Of course, the best thing to happen to Joy and Jack would be to be free from their captor and experience freedom. Let’s think about that though. Jack grew up in “Room”, as he calls it – like a child would call their home, “house” or “apartment” – so, that’s all he knew. He was not experiencing trauma during his five years in captivity the way his mother did. She had a seemingly normal teen life prior to her abduction and we can only imagine the emotional grief she went through in those first two years before Jack. Not knowing if she’d ever see her mother (Joan Allen) or father (William H. Macy) again – not to mention trees, grass and sunlight. Thankfully, the film doesn’t show the details of her sexual abuse from Old Nick, since it’s mostly told from Jack’s perspective and his mom would hide him in the wardrobe during their captor’s visits at night – but we know how to go there in our head. I thank screenwriter Emma Donoghue for respecting her audience in that sense.
When Joy and Jack are free there is a transference of trauma, or grief, that I found both fascinating and realistic. The most obvious is seen in Jack, who is now experiencing a heightened level of sensory trauma, seeing how this is the first time he has ever encountered another human besides his mother (and an occasional Old Nick). Again, we can’t help but to imagine this. First time seeing trees. First time feeling grass. First time touching a leaf. First time experiencing everything we take for granted. Abrahamson places the camera appropriately through the boy’s point of view and shows him looking up to his mother, whispering whenever another adult asks him questions. These are fitting choices that makes sense. He’s still so used to his mother, but his mother is starting to breakdown.

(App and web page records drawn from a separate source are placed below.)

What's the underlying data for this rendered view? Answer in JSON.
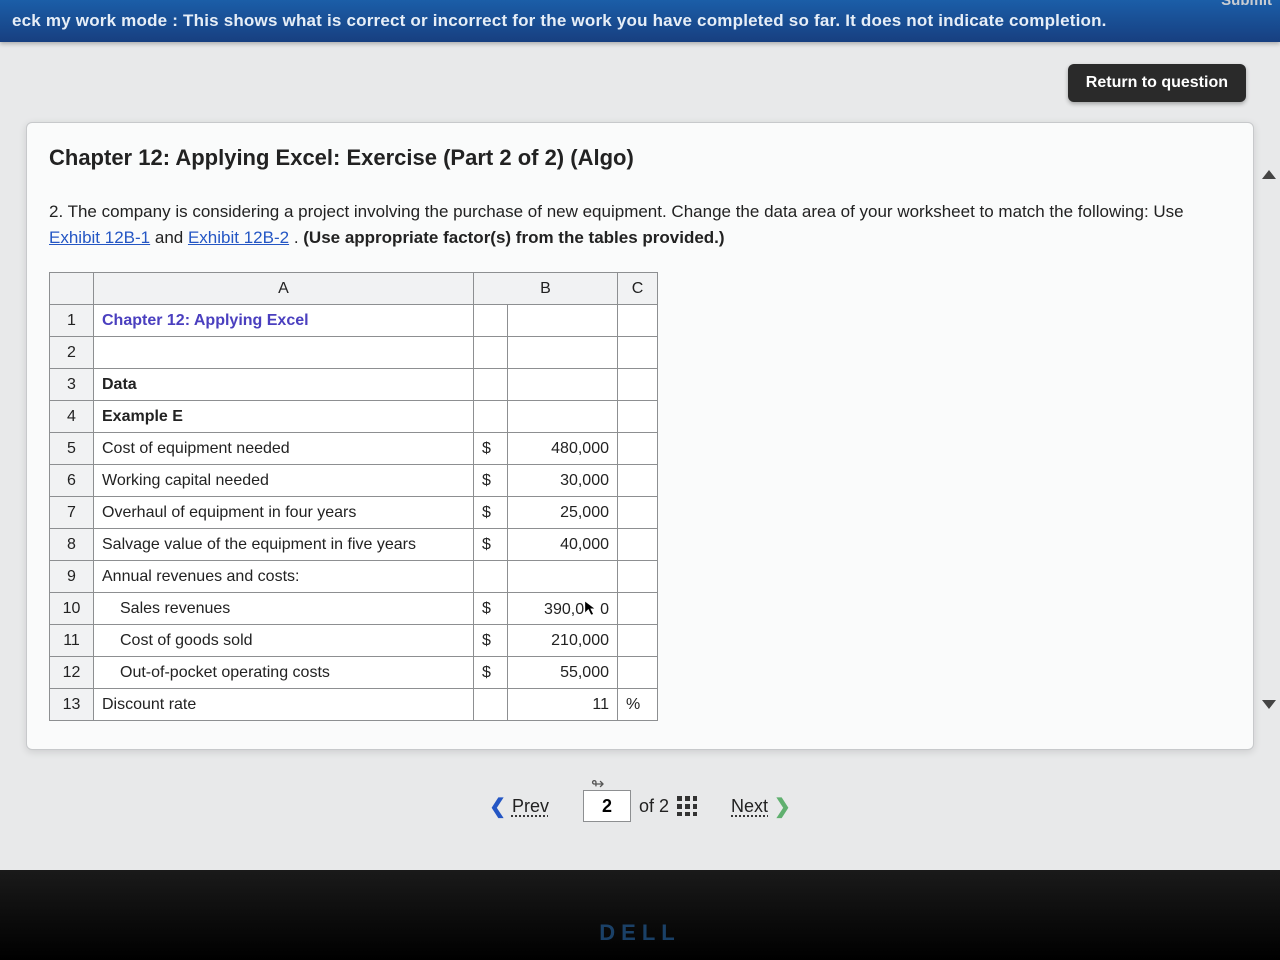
{
  "banner": {
    "text": "eck my work mode : This shows what is correct or incorrect for the work you have completed so far. It does not indicate completion."
  },
  "topright_fragment": "Submit",
  "return_button": "Return to question",
  "title": "Chapter 12: Applying Excel: Exercise (Part 2 of 2) (Algo)",
  "question": {
    "lead": "2. The company is considering a project involving the purchase of new equipment. Change the data area of your worksheet to match the following: Use ",
    "link1": "Exhibit 12B-1",
    "mid": " and ",
    "link2": "Exhibit 12B-2",
    "tail_bold": "(Use appropriate factor(s) from the tables provided.)",
    "period": ". "
  },
  "sheet": {
    "headers": {
      "A": "A",
      "B": "B",
      "C": "C"
    },
    "rows": [
      {
        "n": "1",
        "a": "Chapter 12: Applying Excel",
        "a_class": "chapter-cell",
        "sym": "",
        "b": "",
        "c": ""
      },
      {
        "n": "2",
        "a": "",
        "sym": "",
        "b": "",
        "c": ""
      },
      {
        "n": "3",
        "a": "Data",
        "a_class": "bold-cell",
        "sym": "",
        "b": "",
        "c": ""
      },
      {
        "n": "4",
        "a": "Example E",
        "a_class": "bold-cell",
        "sym": "",
        "b": "",
        "c": ""
      },
      {
        "n": "5",
        "a": "Cost of equipment needed",
        "sym": "$",
        "b": "480,000",
        "c": ""
      },
      {
        "n": "6",
        "a": "Working capital needed",
        "sym": "$",
        "b": "30,000",
        "c": ""
      },
      {
        "n": "7",
        "a": "Overhaul of equipment in four years",
        "sym": "$",
        "b": "25,000",
        "c": ""
      },
      {
        "n": "8",
        "a": "Salvage value of the equipment in five years",
        "sym": "$",
        "b": "40,000",
        "c": ""
      },
      {
        "n": "9",
        "a": "Annual revenues and costs:",
        "sym": "",
        "b": "",
        "c": ""
      },
      {
        "n": "10",
        "a": "Sales revenues",
        "a_indent": true,
        "sym": "$",
        "b": "390,000",
        "c": "",
        "cursor": true
      },
      {
        "n": "11",
        "a": "Cost of goods sold",
        "a_indent": true,
        "sym": "$",
        "b": "210,000",
        "c": ""
      },
      {
        "n": "12",
        "a": "Out-of-pocket operating costs",
        "a_indent": true,
        "sym": "$",
        "b": "55,000",
        "c": ""
      },
      {
        "n": "13",
        "a": "Discount rate",
        "sym": "",
        "b": "11",
        "c": "%"
      }
    ]
  },
  "nav": {
    "prev": "Prev",
    "page_value": "2",
    "of_text": "of 2",
    "next": "Next",
    "linked_glyph": "↬"
  },
  "brand": "DELL"
}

As much as Joy always wanted to break free from that shed, she couldn’t have imagined how extremely different and challenging it would be for her. After all she’s had to do to survive, she never thought where freedom would leave her or what place her world be in once she was free. Now that she’s out, Joy learns how the world she knew has changed. Her parents have separated – her father has moved out-of-state and a family friend, Leo (Tom McCamus), now lives with her mother as her boyfriend. The friends she had lived a life she was supposed to have and have moved on. Now she has to figure out where she and Jack fit in this new world, all while media hovers for an exclusive interview. At this point in the movie, it makes sense for Donoghue and Abrahamson to separate mother and son. Jack is fine with his grandmother, but depression and frustration – and overall grief – has overwhelmed Joy. For the first time ever, the two are apart and it’s needed space before Joy can be reunited with her son.
This is all handled without prancing out the melodramatic hysterics a story like this could’ve included. Abrahamson gives the characters – and the actors who play them – their needed space to navigate their way through emotionally difficulty terrain. Larson and Tremblay are simply incredible in their roles, from start to finish. Their work here hit me in such a way that I get emotional just thinking about their performances. Larson has shown such great range in a short amount of time in these last few years, that she’s easily become a talent that I would follow anywhere and Tremblay is just a remarkable find – there is no sense whatsoever that we’re watching an actor, which is amazing for his age.
I want to see “Room” again, primarily for these two performances, but I just don’t know if I can handle the seeing this story play out again. It’s raw, intense and heartbreaking, yet I nevertheless find myself wanting to revisit my time with Larson and Tremblay. Despite how challenging it is to take in at times, “Room” needs to be seen and will certainly be on my year-end list.